After that exciting adventure we drove off to Brauneberg, where we ate the best schnitzels of our life at Gasthof Zur Klosterschenke. Friendly staff, heavenly food, a cozy German interior and an extensive menu. Even when you’re not into schnitzels they have a lot of other tasty options. Also vegetarian.
Day 4: Brauneberg – Bernkastel-Kues – Traben-Trarbach – Antwerp
Accommodation: Pension und Weingut Moselblick
The next morning we woke up in our pension. It looks pretty outdated but it was clean and ok-ish for one night. We had chosen this accommodation because of the roof terrace overlooking the gorgeous vineyards! Unfortunately, it was too chilly and breakfast was served inside.
We had already explored Brauneberg the night before and there wasn’t a lot to see (what we already expected). So after breakfast we packed our stuff and made our way to check out Bernkastel-Kues!
The twin medieval towns of Bernkastel and Kues, split by the Moselle, form the heart of the beautiful Middle Moselle. When we arrived, it was pretty quiet, and it made us feel like we had the entire town to ourselves. The first thing is I noticed were all the pretty colored houses surrounded by green top hills.

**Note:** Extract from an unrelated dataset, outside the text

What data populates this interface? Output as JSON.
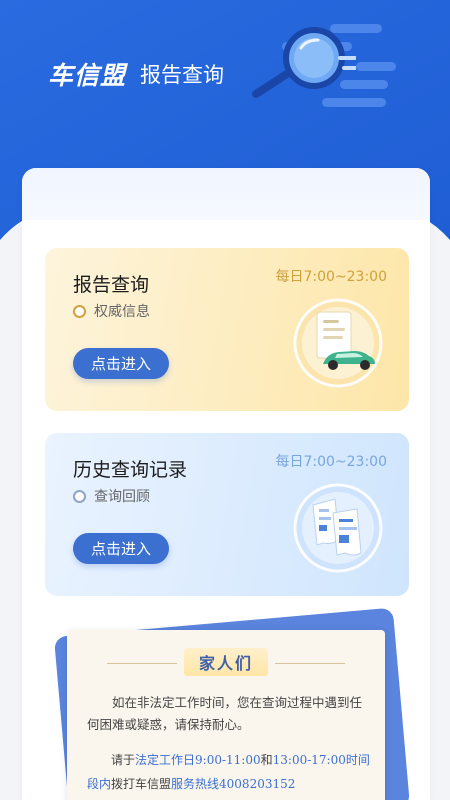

After a simple lunch we drove to Traben-Trarbach. Once upon a time this town had the second largest wine trading center in Europe after Bordeaux. That’s why you will spot large wine cellars and magnificent big art nouveau villas. Make sure you don’t miss the Brückentor (Bridge Gate), Villa Huesgen, Breucker Villa, and Hotel Bellevue. It felt like time stood still…
This town was the last one on our list and that means our four-day road trip had came to an end! I think the Moselle region is a great destination if you need a break from your busy life, are a fan of visiting cute traditional towns, ancient castles or when you are big nature lover. What I’m actually trying to say is that this region is suitable for anyone at any age during any time of the year!
Psssst, curious to see more of the stunning Moselle Valley?
Check out my Instagram Moselle Valley story for more videos of this lush region, behind-the-scene clips of our hikes, and more!